=== Given records ===

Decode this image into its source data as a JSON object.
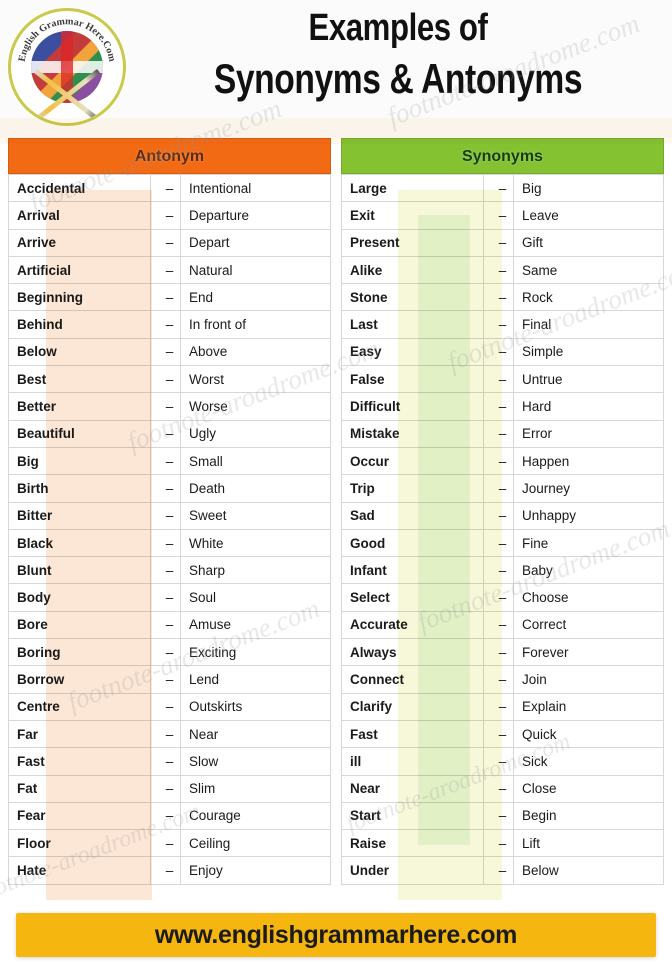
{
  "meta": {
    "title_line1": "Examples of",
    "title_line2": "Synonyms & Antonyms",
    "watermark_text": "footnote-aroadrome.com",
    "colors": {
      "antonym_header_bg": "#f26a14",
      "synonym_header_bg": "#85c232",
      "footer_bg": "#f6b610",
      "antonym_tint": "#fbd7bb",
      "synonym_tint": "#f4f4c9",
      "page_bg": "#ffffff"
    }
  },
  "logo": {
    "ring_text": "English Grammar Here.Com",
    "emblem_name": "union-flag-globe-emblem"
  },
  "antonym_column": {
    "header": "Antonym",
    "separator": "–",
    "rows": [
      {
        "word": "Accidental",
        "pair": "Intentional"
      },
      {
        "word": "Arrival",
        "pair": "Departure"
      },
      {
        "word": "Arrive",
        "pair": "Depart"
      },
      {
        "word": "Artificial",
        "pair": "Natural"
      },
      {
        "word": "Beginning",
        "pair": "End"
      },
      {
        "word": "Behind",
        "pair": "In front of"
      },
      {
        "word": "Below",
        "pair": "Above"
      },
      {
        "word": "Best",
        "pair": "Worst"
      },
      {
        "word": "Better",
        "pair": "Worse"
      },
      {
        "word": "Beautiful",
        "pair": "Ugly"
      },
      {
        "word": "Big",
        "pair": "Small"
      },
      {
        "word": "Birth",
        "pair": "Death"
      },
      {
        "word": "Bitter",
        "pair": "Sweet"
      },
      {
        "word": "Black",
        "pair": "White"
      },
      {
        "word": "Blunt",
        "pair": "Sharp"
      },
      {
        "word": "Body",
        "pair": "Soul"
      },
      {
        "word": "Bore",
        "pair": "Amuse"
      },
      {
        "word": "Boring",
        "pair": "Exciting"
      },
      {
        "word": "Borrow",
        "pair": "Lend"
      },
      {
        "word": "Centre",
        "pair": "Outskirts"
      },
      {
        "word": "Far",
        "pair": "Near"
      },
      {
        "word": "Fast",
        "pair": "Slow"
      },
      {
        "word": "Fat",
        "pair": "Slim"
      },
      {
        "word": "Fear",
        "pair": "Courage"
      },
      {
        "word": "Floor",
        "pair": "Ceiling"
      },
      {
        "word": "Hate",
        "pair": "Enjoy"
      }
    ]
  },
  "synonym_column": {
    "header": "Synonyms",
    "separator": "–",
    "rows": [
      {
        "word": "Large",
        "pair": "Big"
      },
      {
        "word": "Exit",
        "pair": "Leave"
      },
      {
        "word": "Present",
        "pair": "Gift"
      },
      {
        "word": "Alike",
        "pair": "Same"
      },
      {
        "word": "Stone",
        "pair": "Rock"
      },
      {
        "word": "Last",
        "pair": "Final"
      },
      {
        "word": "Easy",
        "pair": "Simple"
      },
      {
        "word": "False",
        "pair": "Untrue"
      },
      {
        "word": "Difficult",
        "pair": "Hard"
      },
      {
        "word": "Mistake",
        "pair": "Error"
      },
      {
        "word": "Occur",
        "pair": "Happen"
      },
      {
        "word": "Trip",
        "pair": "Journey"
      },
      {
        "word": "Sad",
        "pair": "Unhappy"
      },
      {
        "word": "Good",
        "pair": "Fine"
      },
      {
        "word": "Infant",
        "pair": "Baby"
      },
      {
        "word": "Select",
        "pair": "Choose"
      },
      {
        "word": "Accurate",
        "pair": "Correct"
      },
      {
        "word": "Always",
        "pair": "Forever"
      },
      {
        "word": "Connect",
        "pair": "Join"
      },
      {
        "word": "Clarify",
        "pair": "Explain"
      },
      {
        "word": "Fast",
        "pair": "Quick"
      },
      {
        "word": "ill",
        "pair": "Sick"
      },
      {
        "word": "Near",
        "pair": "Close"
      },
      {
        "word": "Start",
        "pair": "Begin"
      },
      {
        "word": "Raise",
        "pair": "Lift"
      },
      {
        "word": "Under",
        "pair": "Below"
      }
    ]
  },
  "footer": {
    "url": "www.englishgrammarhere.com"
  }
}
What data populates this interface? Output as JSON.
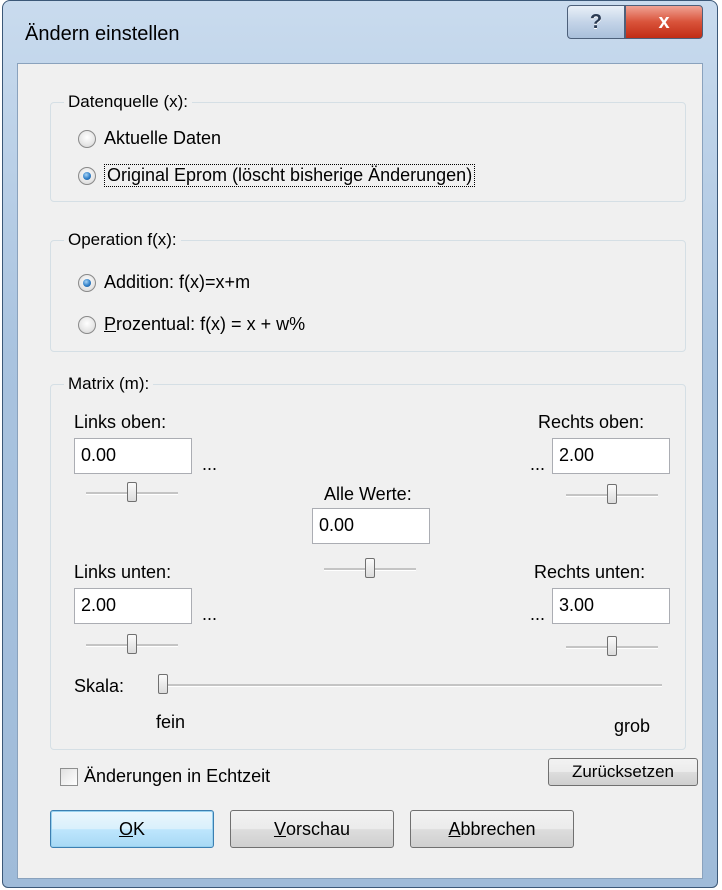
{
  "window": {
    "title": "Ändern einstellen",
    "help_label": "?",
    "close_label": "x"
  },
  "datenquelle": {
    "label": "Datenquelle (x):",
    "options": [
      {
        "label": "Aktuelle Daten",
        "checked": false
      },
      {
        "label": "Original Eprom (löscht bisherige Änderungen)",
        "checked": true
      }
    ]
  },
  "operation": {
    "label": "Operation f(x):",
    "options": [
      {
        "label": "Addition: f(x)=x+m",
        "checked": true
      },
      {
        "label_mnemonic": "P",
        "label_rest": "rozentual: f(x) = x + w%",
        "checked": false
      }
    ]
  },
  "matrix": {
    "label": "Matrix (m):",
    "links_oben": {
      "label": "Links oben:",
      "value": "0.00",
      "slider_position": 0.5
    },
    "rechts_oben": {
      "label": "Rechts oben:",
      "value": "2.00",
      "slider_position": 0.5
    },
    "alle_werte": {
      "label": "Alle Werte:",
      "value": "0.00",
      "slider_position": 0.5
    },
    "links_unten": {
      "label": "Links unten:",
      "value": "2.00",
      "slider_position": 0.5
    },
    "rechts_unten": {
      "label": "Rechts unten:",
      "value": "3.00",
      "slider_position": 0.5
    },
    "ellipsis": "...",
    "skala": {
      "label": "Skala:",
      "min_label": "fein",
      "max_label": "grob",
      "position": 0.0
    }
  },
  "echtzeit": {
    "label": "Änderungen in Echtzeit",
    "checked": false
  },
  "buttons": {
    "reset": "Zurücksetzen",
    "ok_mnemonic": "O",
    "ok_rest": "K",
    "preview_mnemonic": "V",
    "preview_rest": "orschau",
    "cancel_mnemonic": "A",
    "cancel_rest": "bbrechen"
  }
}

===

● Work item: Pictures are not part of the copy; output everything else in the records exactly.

● Answer to this task:
Decode this image into its source data as a JSON object.
{
  "meta": {
    "title_line1": "Examples of",
    "title_line2": "Synonyms & Antonyms",
    "watermark_text": "footnote-aroadrome.com",
    "colors": {
      "antonym_header_bg": "#f26a14",
      "synonym_header_bg": "#85c232",
      "footer_bg": "#f6b610",
      "antonym_tint": "#fbd7bb",
      "synonym_tint": "#f4f4c9",
      "page_bg": "#ffffff"
    }
  },
  "logo": {
    "ring_text": "English Grammar Here.Com",
    "emblem_name": "union-flag-globe-emblem"
  },
  "antonym_column": {
    "header": "Antonym",
    "separator": "–",
    "rows": [
      {
        "word": "Accidental",
        "pair": "Intentional"
      },
      {
        "word": "Arrival",
        "pair": "Departure"
      },
      {
        "word": "Arrive",
        "pair": "Depart"
      },
      {
        "word": "Artificial",
        "pair": "Natural"
      },
      {
        "word": "Beginning",
        "pair": "End"
      },
      {
        "word": "Behind",
        "pair": "In front of"
      },
      {
        "word": "Below",
        "pair": "Above"
      },
      {
        "word": "Best",
        "pair": "Worst"
      },
      {
        "word": "Better",
        "pair": "Worse"
      },
      {
        "word": "Beautiful",
        "pair": "Ugly"
      },
      {
        "word": "Big",
        "pair": "Small"
      },
      {
        "word": "Birth",
        "pair": "Death"
      },
      {
        "word": "Bitter",
        "pair": "Sweet"
      },
      {
        "word": "Black",
        "pair": "White"
      },
      {
        "word": "Blunt",
        "pair": "Sharp"
      },
      {
        "word": "Body",
        "pair": "Soul"
      },
      {
        "word": "Bore",
        "pair": "Amuse"
      },
      {
        "word": "Boring",
        "pair": "Exciting"
      },
      {
        "word": "Borrow",
        "pair": "Lend"
      },
      {
        "word": "Centre",
        "pair": "Outskirts"
      },
      {
        "word": "Far",
        "pair": "Near"
      },
      {
        "word": "Fast",
        "pair": "Slow"
      },
      {
        "word": "Fat",
        "pair": "Slim"
      },
      {
        "word": "Fear",
        "pair": "Courage"
      },
      {
        "word": "Floor",
        "pair": "Ceiling"
      },
      {
        "word": "Hate",
        "pair": "Enjoy"
      }
    ]
  },
  "synonym_column": {
    "header": "Synonyms",
    "separator": "–",
    "rows": [
      {
        "word": "Large",
        "pair": "Big"
      },
      {
        "word": "Exit",
        "pair": "Leave"
      },
      {
        "word": "Present",
        "pair": "Gift"
      },
      {
        "word": "Alike",
        "pair": "Same"
      },
      {
        "word": "Stone",
        "pair": "Rock"
      },
      {
        "word": "Last",
        "pair": "Final"
      },
      {
        "word": "Easy",
        "pair": "Simple"
      },
      {
        "word": "False",
        "pair": "Untrue"
      },
      {
        "word": "Difficult",
        "pair": "Hard"
      },
      {
        "word": "Mistake",
        "pair": "Error"
      },
      {
        "word": "Occur",
        "pair": "Happen"
      },
      {
        "word": "Trip",
        "pair": "Journey"
      },
      {
        "word": "Sad",
        "pair": "Unhappy"
      },
      {
        "word": "Good",
        "pair": "Fine"
      },
      {
        "word": "Infant",
        "pair": "Baby"
      },
      {
        "word": "Select",
        "pair": "Choose"
      },
      {
        "word": "Accurate",
        "pair": "Correct"
      },
      {
        "word": "Always",
        "pair": "Forever"
      },
      {
        "word": "Connect",
        "pair": "Join"
      },
      {
        "word": "Clarify",
        "pair": "Explain"
      },
      {
        "word": "Fast",
        "pair": "Quick"
      },
      {
        "word": "ill",
        "pair": "Sick"
      },
      {
        "word": "Near",
        "pair": "Close"
      },
      {
        "word": "Start",
        "pair": "Begin"
      },
      {
        "word": "Raise",
        "pair": "Lift"
      },
      {
        "word": "Under",
        "pair": "Below"
      }
    ]
  },
  "footer": {
    "url": "www.englishgrammarhere.com"
  }
}
What data populates this interface? Output as JSON.
{
  "window": {
    "title": "Ändern einstellen",
    "help_label": "?",
    "close_label": "x"
  },
  "datenquelle": {
    "label": "Datenquelle (x):",
    "options": [
      {
        "label": "Aktuelle Daten",
        "checked": false
      },
      {
        "label": "Original Eprom (löscht bisherige Änderungen)",
        "checked": true
      }
    ]
  },
  "operation": {
    "label": "Operation f(x):",
    "options": [
      {
        "label": "Addition: f(x)=x+m",
        "checked": true
      },
      {
        "label_mnemonic": "P",
        "label_rest": "rozentual: f(x) = x + w%",
        "checked": false
      }
    ]
  },
  "matrix": {
    "label": "Matrix (m):",
    "links_oben": {
      "label": "Links oben:",
      "value": "0.00",
      "slider_position": 0.5
    },
    "rechts_oben": {
      "label": "Rechts oben:",
      "value": "2.00",
      "slider_position": 0.5
    },
    "alle_werte": {
      "label": "Alle Werte:",
      "value": "0.00",
      "slider_position": 0.5
    },
    "links_unten": {
      "label": "Links unten:",
      "value": "2.00",
      "slider_position": 0.5
    },
    "rechts_unten": {
      "label": "Rechts unten:",
      "value": "3.00",
      "slider_position": 0.5
    },
    "ellipsis": "...",
    "skala": {
      "label": "Skala:",
      "min_label": "fein",
      "max_label": "grob",
      "position": 0.0
    }
  },
  "echtzeit": {
    "label": "Änderungen in Echtzeit",
    "checked": false
  },
  "buttons": {
    "reset": "Zurücksetzen",
    "ok_mnemonic": "O",
    "ok_rest": "K",
    "preview_mnemonic": "V",
    "preview_rest": "orschau",
    "cancel_mnemonic": "A",
    "cancel_rest": "bbrechen"
  }
}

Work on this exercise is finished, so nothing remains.